Great ResignationClimate ChangeLeadershipInflationUkraine Invasion

What to Look for in a Mentor

December 9, 2015, 4:47 PM UTC
Courtesy of Salesforce

The Fortune 500 Insider Network is an online community where top executives from the Fortune 500 share ideas and offer leadership advice with Fortune’s global audience. Cindy Robbins, executive vice president of Global Employee Success at Salesforce, has answered the question: What are three qualities that make a good mentor?

I believe that having a mentor is key to a successful career, regardless of your background or level. This has certainly been my own experience, and I’ve seen many of my peers and team members thrive as a result of a quality mentoring relationship.

I’ve been fortunate to have an incredible mentor: George Hu, former COO of Salesforce and now founder of Peer. When I reflect on our relationship, I think there are three qualities that have made our mentoring relationship so successful:

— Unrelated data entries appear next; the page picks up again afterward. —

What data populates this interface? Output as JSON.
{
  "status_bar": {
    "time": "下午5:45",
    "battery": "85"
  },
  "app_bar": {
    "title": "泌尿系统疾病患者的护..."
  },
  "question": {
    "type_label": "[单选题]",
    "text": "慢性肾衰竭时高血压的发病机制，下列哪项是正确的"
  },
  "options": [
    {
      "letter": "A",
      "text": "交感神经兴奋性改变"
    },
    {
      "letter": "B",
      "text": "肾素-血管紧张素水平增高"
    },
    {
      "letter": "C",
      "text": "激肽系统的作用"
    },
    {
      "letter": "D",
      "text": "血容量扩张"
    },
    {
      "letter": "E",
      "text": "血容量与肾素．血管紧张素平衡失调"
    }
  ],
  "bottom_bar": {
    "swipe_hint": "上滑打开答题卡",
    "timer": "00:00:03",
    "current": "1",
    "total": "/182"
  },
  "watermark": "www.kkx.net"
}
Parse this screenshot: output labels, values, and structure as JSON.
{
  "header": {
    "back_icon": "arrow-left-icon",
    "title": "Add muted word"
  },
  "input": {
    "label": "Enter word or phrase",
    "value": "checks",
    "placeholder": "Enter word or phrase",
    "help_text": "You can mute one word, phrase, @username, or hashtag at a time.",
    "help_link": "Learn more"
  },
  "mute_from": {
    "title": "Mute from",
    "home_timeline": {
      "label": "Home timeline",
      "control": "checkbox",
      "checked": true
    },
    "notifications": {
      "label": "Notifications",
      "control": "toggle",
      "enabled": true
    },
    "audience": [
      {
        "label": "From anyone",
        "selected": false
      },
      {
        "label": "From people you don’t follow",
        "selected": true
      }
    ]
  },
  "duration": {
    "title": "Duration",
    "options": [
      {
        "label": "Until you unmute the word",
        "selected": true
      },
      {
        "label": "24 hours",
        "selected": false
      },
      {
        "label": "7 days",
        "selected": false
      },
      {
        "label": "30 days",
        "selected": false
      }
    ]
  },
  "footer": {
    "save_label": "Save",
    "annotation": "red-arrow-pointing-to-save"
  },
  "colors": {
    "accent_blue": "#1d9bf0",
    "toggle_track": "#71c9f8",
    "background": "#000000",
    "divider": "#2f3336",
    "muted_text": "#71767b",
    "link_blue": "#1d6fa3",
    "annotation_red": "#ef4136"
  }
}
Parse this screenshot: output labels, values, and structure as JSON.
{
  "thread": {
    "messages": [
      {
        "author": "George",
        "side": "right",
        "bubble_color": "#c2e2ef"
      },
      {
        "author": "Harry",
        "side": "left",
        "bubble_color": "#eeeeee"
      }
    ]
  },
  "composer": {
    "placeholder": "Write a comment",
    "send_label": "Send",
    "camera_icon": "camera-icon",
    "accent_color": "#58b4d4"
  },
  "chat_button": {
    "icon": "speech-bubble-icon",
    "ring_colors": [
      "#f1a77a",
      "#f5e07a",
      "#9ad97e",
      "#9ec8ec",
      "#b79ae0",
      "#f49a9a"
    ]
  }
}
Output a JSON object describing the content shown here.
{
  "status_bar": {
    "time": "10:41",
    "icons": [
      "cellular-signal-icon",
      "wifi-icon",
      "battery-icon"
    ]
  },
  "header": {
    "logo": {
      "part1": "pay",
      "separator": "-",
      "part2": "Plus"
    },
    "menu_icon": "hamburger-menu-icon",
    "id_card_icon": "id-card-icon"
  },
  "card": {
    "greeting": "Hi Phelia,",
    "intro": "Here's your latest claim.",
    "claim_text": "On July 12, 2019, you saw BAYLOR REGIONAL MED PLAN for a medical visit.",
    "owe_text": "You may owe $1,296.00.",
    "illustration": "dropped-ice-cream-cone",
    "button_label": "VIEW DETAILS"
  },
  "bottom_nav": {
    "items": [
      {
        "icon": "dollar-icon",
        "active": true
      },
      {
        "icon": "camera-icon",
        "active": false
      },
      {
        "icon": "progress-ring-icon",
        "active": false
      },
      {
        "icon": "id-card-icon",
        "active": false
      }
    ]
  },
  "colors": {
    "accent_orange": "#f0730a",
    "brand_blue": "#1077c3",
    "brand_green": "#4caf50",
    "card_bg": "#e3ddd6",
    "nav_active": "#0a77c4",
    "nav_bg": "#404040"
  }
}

A good mentor is honest and direct, and a good mentee accepts that this honesty is coming from a good place. It’s important to note that honesty is only possible where there is trust. You have to have trust in the relationship in order for the mentor to feel comfortable with being honest and for the mentee to be able to get beyond the initial discomfort of having weaknesses exposed. Only then will the mentee be able to incorporate the mentor’s guidance, change how he or she is operating, and grow. When George decided to take me on as a mentee, and simultaneously, when I decided to accept his mentorship, we were both starting from a place of truth. We were honest about our ability to put in the time and to trust one anothertwo qualities I believe are most important for a successful mentorship.

See also: How to Know You’ve Found a Great Mentor

Guiding vs. telling

A good mentor provides guidance to help the mentee make the best possible decision on his or her own. When someone comes to you and asks for your mentorship, I think it’s easy to find yourself trying to solve his or her problem by sharing how you would handle a situation, but that doesn’t really help the mentee improve. George had a great way of guiding me by asking me key questions that allowed me to arrive at the solutions. This helped me hone my critical thinking skills and build confidence in my abilities.


A good mentor challenges you to think bigger. Whenever I arrived at a solution, George would always push me to think beyond the obvious and take it further to really innovate. He taught me that leading is not just solving for the immediate need, but also anticipating the future. This bigpicture thinking is what is expected of leaders and crucial to anyone wanting to move into a leadership position. By pushing me to think bigger, George helped me develop the skills I needed to succeed in the role I have today.

Overall, a good mentor will be your biggest champion and your toughest critic. A mentor is not a manager—a mentor is a trusted advisor who helps you work through challenges, develop innovative solutions, and ultimately elevate your career. I think finding a mentor or accepting to be a mentor or mentee has to be an honest decision. You need to have the time and it needs to be the right person. Sometimes it just happens organically, but it needs to start from a place of truth.